The proposed Memorandum of Understanding (MOU) between Los Angeles World Airports (LAWA) and the Alliance for a Regional Solution to Airport Congestion (ARSAC), a community group against capacity expansion at LAX, would free up funds for projects that have been stalled in litigation for years.

The agreement would allow LAWA to build a People Mover to connect the airport to the forthcoming Crenshaw/LAX Metro light rail line. A new rental car center, two transport facilities, and roads to access the new infrastructure are also included in the plan.

Councilmember Mike Bonin represents the 11th district, which includes Pacific Palisades, Venice, West Los Angeles, and Brentwood. He helped announce the agreement Wednesday, and says that it allows the airport to make meaningful improvements without ignoring its neighbors.
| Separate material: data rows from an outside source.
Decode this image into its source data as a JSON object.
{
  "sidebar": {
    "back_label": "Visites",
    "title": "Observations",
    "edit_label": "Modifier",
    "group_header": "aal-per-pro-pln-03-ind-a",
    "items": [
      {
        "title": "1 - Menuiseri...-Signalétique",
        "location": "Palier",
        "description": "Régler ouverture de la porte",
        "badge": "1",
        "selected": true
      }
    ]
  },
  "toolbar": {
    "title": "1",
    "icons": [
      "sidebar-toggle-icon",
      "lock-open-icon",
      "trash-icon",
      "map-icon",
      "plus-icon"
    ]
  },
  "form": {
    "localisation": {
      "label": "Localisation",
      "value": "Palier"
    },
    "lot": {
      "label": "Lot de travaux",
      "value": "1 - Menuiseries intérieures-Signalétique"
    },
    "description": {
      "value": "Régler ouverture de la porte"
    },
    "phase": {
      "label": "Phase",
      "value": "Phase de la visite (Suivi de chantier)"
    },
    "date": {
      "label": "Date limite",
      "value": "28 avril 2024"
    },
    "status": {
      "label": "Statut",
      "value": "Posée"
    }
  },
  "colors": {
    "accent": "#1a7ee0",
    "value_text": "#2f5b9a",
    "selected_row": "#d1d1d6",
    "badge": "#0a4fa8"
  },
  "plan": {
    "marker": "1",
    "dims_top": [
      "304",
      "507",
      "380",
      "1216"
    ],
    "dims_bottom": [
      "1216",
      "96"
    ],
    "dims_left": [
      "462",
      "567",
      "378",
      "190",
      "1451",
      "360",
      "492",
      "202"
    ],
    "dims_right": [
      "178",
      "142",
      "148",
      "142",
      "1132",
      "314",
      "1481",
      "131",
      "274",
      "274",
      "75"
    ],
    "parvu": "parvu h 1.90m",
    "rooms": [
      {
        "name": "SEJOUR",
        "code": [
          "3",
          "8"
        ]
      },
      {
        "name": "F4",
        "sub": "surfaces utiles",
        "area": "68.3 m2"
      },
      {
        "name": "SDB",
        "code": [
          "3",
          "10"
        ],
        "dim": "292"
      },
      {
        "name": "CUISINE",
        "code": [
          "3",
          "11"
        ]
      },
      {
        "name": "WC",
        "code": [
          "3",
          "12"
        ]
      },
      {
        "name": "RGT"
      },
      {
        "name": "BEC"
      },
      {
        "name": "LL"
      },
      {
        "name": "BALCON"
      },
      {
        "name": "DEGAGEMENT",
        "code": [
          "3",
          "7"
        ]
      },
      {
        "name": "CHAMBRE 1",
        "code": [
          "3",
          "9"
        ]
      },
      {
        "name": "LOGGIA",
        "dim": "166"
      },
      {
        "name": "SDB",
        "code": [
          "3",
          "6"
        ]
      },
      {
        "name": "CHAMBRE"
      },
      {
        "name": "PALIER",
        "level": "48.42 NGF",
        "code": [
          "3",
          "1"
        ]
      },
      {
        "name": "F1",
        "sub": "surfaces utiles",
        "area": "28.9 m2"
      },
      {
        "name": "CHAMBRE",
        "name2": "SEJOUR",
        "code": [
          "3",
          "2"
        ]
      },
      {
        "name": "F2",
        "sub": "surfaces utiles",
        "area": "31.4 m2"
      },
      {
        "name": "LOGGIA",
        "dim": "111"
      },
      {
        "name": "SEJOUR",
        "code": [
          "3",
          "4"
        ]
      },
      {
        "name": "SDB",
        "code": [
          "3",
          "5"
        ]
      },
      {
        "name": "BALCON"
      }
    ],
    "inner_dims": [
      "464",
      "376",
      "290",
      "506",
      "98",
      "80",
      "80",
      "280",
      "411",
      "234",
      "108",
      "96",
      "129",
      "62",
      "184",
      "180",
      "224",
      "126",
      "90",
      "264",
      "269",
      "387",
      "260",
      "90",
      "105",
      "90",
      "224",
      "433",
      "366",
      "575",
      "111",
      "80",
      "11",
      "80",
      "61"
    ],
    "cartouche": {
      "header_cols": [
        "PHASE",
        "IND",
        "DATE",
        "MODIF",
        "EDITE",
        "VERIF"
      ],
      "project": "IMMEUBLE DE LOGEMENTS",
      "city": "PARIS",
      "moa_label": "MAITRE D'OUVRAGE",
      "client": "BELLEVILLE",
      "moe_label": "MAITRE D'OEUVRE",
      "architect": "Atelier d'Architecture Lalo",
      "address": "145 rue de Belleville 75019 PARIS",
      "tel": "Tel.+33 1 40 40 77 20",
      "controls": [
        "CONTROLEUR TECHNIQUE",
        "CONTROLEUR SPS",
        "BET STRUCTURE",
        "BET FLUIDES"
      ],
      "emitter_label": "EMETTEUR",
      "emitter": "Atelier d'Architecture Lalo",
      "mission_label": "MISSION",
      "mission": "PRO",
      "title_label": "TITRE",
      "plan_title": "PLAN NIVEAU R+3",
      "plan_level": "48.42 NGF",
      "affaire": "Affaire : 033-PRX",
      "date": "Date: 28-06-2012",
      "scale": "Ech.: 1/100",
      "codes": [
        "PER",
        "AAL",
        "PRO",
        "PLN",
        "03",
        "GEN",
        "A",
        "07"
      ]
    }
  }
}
“It removes all the roadblocks to everything we’ve wanted to do at that airport for a long time, and that’s hugely important to Los Angeles,” Bonin said.

“What we discovered during these negotiations is that essentially there was nothing the airport really wanted and needed and could do over the next fifteen years that the neighbors found objectionable. There’s nothing that the neighbors really didn’t want to see happen that the airport was planning or hoping to do.”

ARSAC will agree to not take legal action to delay these projects, which together would cost $5.5 billion.

Denny Schneider, who is the president of ARSAC, said that this sort of cooperation between LAWA and the communities surrounding LAX is unprecedented.

“This is the first time in forty years that the community has been on the same wavelength as the airport, and we are thrilled,” Schneider said. “It makes this airport an airport we can all be proud of. It’s going to be safe, secure, and convenient for everyone.”

A proposed shift of LAX’s northernmost runway toward the communities of Westchester and Playa del Rey has been scrapped. ARSAC sued in 2013 to block that project. Instead, airport officials would have three years to make several safety upgrades to the runway.

Bonin said safety and speed are top priorities for those backing the agreement.

“What this does is allow us to do airfield improvements right now...We get safety more quickly, more efficiently, and less costly -- more bang for our buck. This is a really good plan to get safety there right now.”

Still, Schneider warns that this agreement will not fix all of Southern California’s airport troubles.

“[LAX] is going to grow,” he said. “It’s important to this community and the whole region. But even more important is that we need a whole network of airports around Southern California.”

Los Angeles' City Council will review the MOU at a meeting next Wednesday.

These interviews have been edited for clarity.


Mike Bonin, Los Angeles City Councilman representing Council District 11, which includes Venice, West Los Angeles, Brentwood, and Pacific Palisades

Denny Schneider, member of the Westchester Neighborhood Association and president of Alliance for a Regional Solution to Airport Congestion (ARSAC); ARSAC and the City of Los Angeles reached an agreement to halt lawsuits over LAX’s modernization